◆ **TASK**: Retype the whole of the data exactly.

===== DATA SHOWN =====

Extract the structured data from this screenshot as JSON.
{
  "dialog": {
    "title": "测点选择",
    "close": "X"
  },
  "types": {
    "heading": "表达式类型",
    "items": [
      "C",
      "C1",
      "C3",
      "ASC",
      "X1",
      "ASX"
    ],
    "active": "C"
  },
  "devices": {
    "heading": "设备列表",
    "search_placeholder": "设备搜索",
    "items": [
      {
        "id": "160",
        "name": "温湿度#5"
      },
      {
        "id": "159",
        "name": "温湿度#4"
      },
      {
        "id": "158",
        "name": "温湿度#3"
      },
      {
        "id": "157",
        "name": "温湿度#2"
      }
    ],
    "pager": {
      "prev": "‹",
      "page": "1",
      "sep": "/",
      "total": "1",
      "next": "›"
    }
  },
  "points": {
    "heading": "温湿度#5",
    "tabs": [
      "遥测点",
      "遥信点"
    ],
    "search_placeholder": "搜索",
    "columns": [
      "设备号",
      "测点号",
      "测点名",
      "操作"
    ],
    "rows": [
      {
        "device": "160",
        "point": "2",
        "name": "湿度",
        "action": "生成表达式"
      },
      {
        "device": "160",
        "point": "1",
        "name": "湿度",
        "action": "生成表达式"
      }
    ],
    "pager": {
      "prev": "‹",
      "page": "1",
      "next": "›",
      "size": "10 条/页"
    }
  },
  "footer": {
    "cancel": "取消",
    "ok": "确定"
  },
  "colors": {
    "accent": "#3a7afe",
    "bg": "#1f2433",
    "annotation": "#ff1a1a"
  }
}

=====

◆ **TASK SOLUTION**:
Extract the structured data from this screenshot as JSON.
{
  "dialog": {
    "title": "测点选择",
    "close": "X"
  },
  "types": {
    "heading": "表达式类型",
    "items": [
      "C",
      "C1",
      "C3",
      "ASC",
      "X1",
      "ASX"
    ],
    "active": "C"
  },
  "devices": {
    "heading": "设备列表",
    "search_placeholder": "设备搜索",
    "items": [
      {
        "id": "160",
        "name": "温湿度#5"
      },
      {
        "id": "159",
        "name": "温湿度#4"
      },
      {
        "id": "158",
        "name": "温湿度#3"
      },
      {
        "id": "157",
        "name": "温湿度#2"
      }
    ],
    "pager": {
      "prev": "‹",
      "page": "1",
      "sep": "/",
      "total": "1",
      "next": "›"
    }
  },
  "points": {
    "heading": "温湿度#5",
    "tabs": [
      "遥测点",
      "遥信点"
    ],
    "search_placeholder": "搜索",
    "columns": [
      "设备号",
      "测点号",
      "测点名",
      "操作"
    ],
    "rows": [
      {
        "device": "160",
        "point": "2",
        "name": "湿度",
        "action": "生成表达式"
      },
      {
        "device": "160",
        "point": "1",
        "name": "湿度",
        "action": "生成表达式"
      }
    ],
    "pager": {
      "prev": "‹",
      "page": "1",
      "next": "›",
      "size": "10 条/页"
    }
  },
  "footer": {
    "cancel": "取消",
    "ok": "确定"
  },
  "colors": {
    "accent": "#3a7afe",
    "bg": "#1f2433",
    "annotation": "#ff1a1a"
  }
}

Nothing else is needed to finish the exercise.